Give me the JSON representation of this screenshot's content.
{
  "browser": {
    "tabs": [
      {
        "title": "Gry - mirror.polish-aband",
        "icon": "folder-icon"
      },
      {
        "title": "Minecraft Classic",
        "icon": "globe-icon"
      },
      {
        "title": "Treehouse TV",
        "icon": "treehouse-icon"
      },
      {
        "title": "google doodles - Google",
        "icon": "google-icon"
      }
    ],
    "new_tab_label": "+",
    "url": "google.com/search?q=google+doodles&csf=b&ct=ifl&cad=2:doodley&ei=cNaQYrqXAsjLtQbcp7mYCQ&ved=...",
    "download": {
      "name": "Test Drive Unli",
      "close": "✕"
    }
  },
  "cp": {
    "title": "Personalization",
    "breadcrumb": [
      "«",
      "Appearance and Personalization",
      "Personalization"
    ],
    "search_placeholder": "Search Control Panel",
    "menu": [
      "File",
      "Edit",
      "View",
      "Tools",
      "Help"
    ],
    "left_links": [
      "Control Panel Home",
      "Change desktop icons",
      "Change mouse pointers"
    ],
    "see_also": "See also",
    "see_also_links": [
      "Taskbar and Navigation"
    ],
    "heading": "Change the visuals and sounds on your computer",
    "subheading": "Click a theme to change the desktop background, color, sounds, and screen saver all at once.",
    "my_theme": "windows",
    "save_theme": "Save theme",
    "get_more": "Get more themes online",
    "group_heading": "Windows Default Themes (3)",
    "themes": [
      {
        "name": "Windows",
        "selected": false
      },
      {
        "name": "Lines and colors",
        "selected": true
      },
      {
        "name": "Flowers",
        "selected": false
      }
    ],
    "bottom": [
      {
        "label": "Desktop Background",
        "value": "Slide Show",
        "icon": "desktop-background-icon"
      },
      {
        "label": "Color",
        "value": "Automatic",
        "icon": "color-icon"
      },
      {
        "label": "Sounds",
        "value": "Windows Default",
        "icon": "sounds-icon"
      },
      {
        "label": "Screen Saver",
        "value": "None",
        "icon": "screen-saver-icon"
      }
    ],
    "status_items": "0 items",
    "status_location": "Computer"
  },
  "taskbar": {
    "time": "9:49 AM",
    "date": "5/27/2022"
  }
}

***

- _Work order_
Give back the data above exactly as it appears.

- _Exercise output_
Give me the JSON representation of this screenshot's content.
{
  "browser": {
    "tabs": [
      {
        "title": "Gry - mirror.polish-aband",
        "icon": "folder-icon"
      },
      {
        "title": "Minecraft Classic",
        "icon": "globe-icon"
      },
      {
        "title": "Treehouse TV",
        "icon": "treehouse-icon"
      },
      {
        "title": "google doodles - Google",
        "icon": "google-icon"
      }
    ],
    "new_tab_label": "+",
    "url": "google.com/search?q=google+doodles&csf=b&ct=ifl&cad=2:doodley&ei=cNaQYrqXAsjLtQbcp7mYCQ&ved=...",
    "download": {
      "name": "Test Drive Unli",
      "close": "✕"
    }
  },
  "cp": {
    "title": "Personalization",
    "breadcrumb": [
      "«",
      "Appearance and Personalization",
      "Personalization"
    ],
    "search_placeholder": "Search Control Panel",
    "menu": [
      "File",
      "Edit",
      "View",
      "Tools",
      "Help"
    ],
    "left_links": [
      "Control Panel Home",
      "Change desktop icons",
      "Change mouse pointers"
    ],
    "see_also": "See also",
    "see_also_links": [
      "Taskbar and Navigation"
    ],
    "heading": "Change the visuals and sounds on your computer",
    "subheading": "Click a theme to change the desktop background, color, sounds, and screen saver all at once.",
    "my_theme": "windows",
    "save_theme": "Save theme",
    "get_more": "Get more themes online",
    "group_heading": "Windows Default Themes (3)",
    "themes": [
      {
        "name": "Windows",
        "selected": false
      },
      {
        "name": "Lines and colors",
        "selected": true
      },
      {
        "name": "Flowers",
        "selected": false
      }
    ],
    "bottom": [
      {
        "label": "Desktop Background",
        "value": "Slide Show",
        "icon": "desktop-background-icon"
      },
      {
        "label": "Color",
        "value": "Automatic",
        "icon": "color-icon"
      },
      {
        "label": "Sounds",
        "value": "Windows Default",
        "icon": "sounds-icon"
      },
      {
        "label": "Screen Saver",
        "value": "None",
        "icon": "screen-saver-icon"
      }
    ],
    "status_items": "0 items",
    "status_location": "Computer"
  },
  "taskbar": {
    "time": "9:49 AM",
    "date": "5/27/2022"
  }
}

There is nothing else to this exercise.